• Problem description:
Lines in the data below that contain the word "Rater" are to be copied.
⟨
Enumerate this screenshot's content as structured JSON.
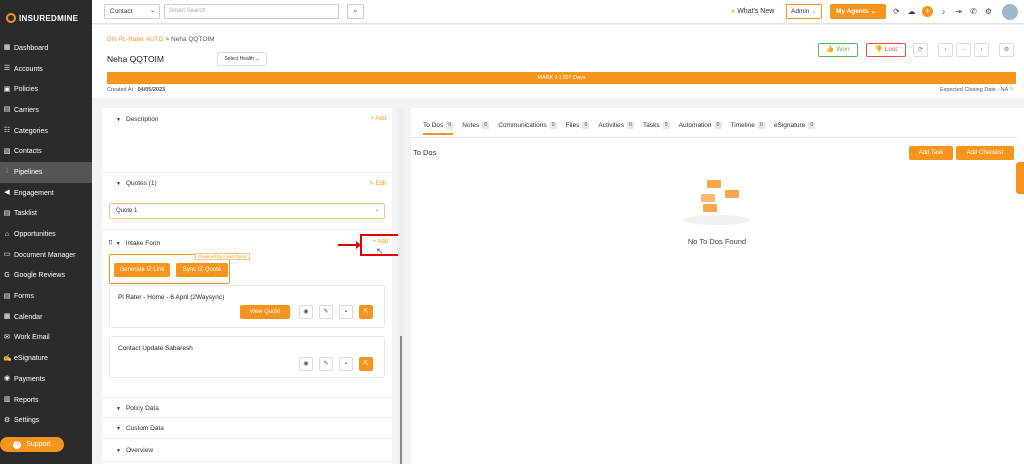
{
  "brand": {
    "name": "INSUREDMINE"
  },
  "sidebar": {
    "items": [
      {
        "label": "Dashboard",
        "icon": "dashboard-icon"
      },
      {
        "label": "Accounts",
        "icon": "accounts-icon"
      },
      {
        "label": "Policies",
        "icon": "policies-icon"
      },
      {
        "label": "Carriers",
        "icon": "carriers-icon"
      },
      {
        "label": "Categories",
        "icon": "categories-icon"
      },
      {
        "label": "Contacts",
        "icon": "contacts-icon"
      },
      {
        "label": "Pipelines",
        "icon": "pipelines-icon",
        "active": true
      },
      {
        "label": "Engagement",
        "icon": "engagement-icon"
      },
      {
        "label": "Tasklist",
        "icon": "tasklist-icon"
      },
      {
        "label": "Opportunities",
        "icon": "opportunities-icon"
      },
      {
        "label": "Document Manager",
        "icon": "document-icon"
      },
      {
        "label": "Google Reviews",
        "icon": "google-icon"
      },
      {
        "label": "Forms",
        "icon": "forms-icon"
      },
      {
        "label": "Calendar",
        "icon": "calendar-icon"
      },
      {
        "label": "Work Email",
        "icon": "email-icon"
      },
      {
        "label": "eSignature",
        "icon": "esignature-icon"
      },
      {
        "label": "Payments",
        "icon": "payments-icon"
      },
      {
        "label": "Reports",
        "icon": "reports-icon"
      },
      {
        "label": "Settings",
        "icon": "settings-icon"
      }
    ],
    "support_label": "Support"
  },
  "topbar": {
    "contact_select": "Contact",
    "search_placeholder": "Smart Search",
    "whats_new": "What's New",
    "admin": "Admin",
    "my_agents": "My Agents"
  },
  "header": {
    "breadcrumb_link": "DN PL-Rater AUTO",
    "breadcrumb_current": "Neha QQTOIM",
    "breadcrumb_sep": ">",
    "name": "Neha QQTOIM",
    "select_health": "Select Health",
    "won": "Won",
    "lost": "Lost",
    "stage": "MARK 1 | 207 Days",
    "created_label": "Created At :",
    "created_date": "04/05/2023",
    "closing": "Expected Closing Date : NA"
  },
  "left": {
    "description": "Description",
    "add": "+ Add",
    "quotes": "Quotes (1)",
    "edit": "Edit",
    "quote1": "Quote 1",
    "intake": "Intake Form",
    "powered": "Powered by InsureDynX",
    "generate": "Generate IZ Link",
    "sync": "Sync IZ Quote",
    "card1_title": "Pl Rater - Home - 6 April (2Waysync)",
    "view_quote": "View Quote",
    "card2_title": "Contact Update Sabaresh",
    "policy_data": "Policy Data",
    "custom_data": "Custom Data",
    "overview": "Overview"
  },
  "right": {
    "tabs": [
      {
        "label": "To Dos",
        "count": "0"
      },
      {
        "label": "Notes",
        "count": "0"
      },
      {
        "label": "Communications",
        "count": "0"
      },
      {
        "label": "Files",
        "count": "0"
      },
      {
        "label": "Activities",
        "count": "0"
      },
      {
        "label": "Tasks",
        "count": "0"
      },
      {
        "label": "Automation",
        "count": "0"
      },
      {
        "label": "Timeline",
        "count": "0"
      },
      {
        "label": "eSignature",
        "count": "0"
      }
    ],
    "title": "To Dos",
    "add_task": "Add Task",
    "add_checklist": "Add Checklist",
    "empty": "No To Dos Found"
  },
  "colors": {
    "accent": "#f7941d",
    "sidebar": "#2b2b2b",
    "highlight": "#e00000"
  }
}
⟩
• Answer below:
    "breadcrumb_link": "DN PL-Rater AUTO",
    "card1_title": "Pl Rater - Home - 6 April (2Waysync)",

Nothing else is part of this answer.